CSE 238 - Advanced Topics in Static and Dynamic Compilation
Welcome to CSE 238! All class members are asked to use this web page
to get the latest information.
1. You can find out about some work on varying cache line size
here.(courtesy of Michael Mc Cracken. Note Andrew Chien is involved!)
2. You can read more about Software Obfuscation
This course focuses on both classic and leading edge topics relating
to static and dynamic compilers. For fall quarter, the topics are
compiling for performance and parallelism, including multithreading,
dynamic optimization, and automatic compiler generation for special
purpose languages and architectures.
Lecture Times and Location
- Tuesday & Thursday 11 am to 12:20 pm in Center Hall 224C
There will be no exams in the class. The first part of the class (3
weeks) will cover fundamentals of compiling for high performance, with
lectures from the new text book "Optimizing Compilers for Modern
Architectures" by Allen and Kennedy. (You needn't buy the book.) In
the rest of the class (7 weeks) we will be discussing papers which we
have all read in advance of the class. Class members will take turns
leading discussions. Each week, you will in addition write a critical
review of one of the papers discussed that week. In addition,
students will do (small) projects of their own choosing.
Class Requirements and Grading
Class participation and leading discussions on papers (30%)
Weekly critical reviews of papers (30%)
Project of your choice (40%)
Your project can take one of three forms:
A survey of major research results in a particular area related
to the course. You will need to identify the area, propose a set of
8-10 papers, and write a 6-10 page report.
A proposal for new research related to the course. You will
need to identify the area, propose a set of 4-5 papers as background,
and write a 6-10 page report describing and justifying the problem or
question that you are proposing, and outlining a method for
approaching the problem.
An implementation or experiments extending the work of a chosen

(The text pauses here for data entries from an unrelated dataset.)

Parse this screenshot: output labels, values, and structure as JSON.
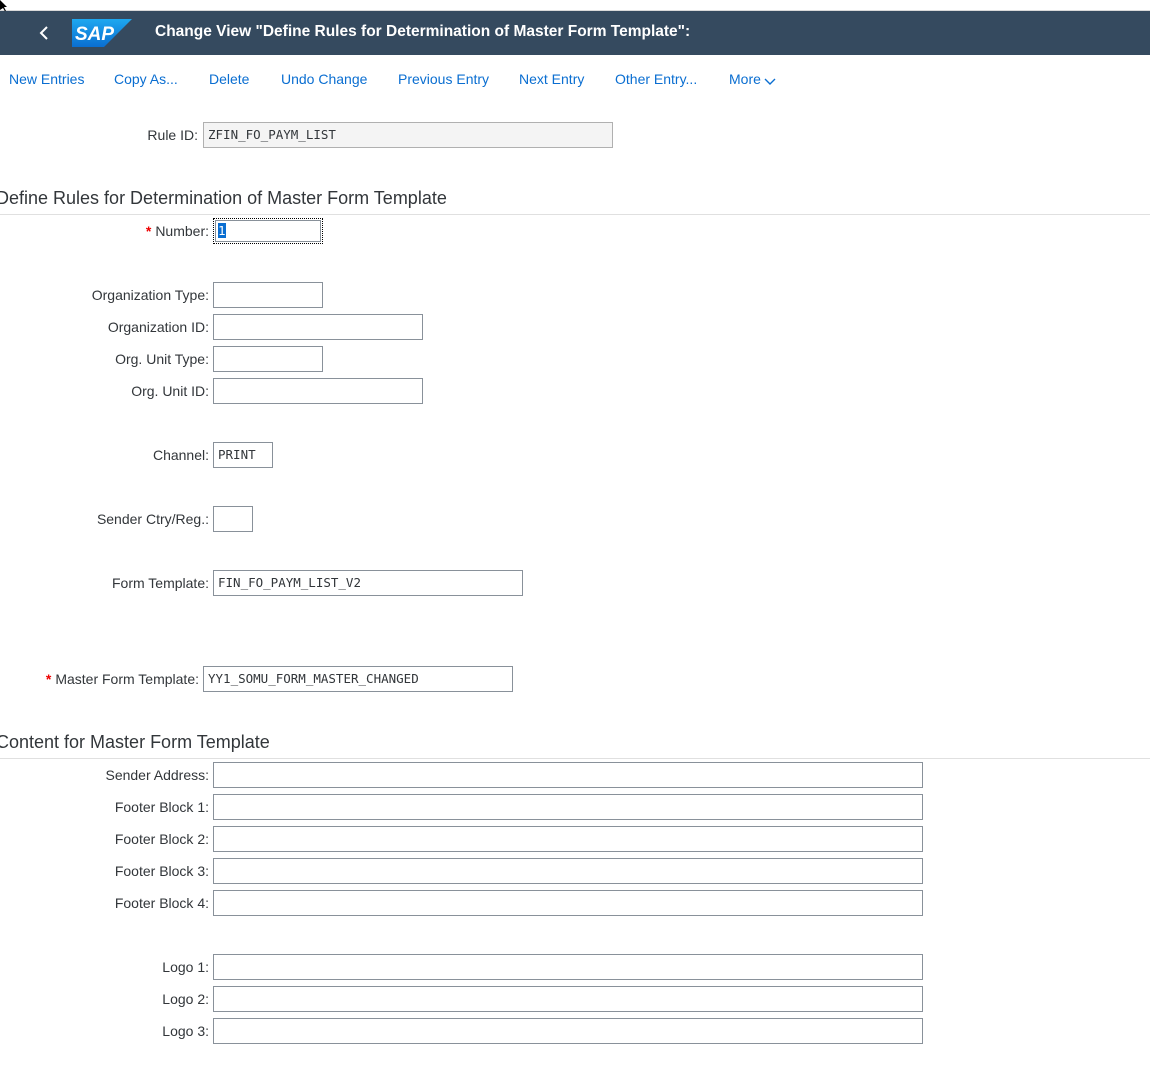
{
  "shell": {
    "title": "Change View \"Define Rules for Determination of Master Form Template\":",
    "logo_text": "SAP",
    "back_icon": "chevron-left-icon"
  },
  "toolbar": {
    "new_entries": "New Entries",
    "copy_as": "Copy As...",
    "delete": "Delete",
    "undo_change": "Undo Change",
    "previous_entry": "Previous Entry",
    "next_entry": "Next Entry",
    "other_entry": "Other Entry...",
    "more": "More"
  },
  "header": {
    "rule_id_label": "Rule ID:",
    "rule_id_value": "ZFIN_FO_PAYM_LIST"
  },
  "rules_section": {
    "title": "Define Rules for Determination of Master Form Template",
    "number_label": "Number:",
    "number_value": "1",
    "org_type_label": "Organization Type:",
    "org_type_value": "",
    "org_id_label": "Organization ID:",
    "org_id_value": "",
    "org_unit_type_label": "Org. Unit Type:",
    "org_unit_type_value": "",
    "org_unit_id_label": "Org. Unit ID:",
    "org_unit_id_value": "",
    "channel_label": "Channel:",
    "channel_value": "PRINT",
    "sender_ctry_label": "Sender Ctry/Reg.:",
    "sender_ctry_value": "",
    "form_template_label": "Form Template:",
    "form_template_value": "FIN_FO_PAYM_LIST_V2",
    "master_form_label": "Master Form Template:",
    "master_form_value": "YY1_SOMU_FORM_MASTER_CHANGED",
    "required_marker": "*"
  },
  "content_section": {
    "title": "Content for Master Form Template",
    "sender_address_label": "Sender Address:",
    "sender_address_value": "",
    "footer1_label": "Footer Block 1:",
    "footer1_value": "",
    "footer2_label": "Footer Block 2:",
    "footer2_value": "",
    "footer3_label": "Footer Block 3:",
    "footer3_value": "",
    "footer4_label": "Footer Block 4:",
    "footer4_value": "",
    "logo1_label": "Logo 1:",
    "logo1_value": "",
    "logo2_label": "Logo 2:",
    "logo2_value": "",
    "logo3_label": "Logo 3:",
    "logo3_value": ""
  },
  "colors": {
    "shell_bg": "#354a5f",
    "link": "#0a6ed1",
    "required": "#e00000",
    "sap_blue": "#0a7fd6"
  }
}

paper. You will need to identify the paper, propose a set of
experiments or implementation, and write a 4-5 page report describing
your problem, your implementation, and the results.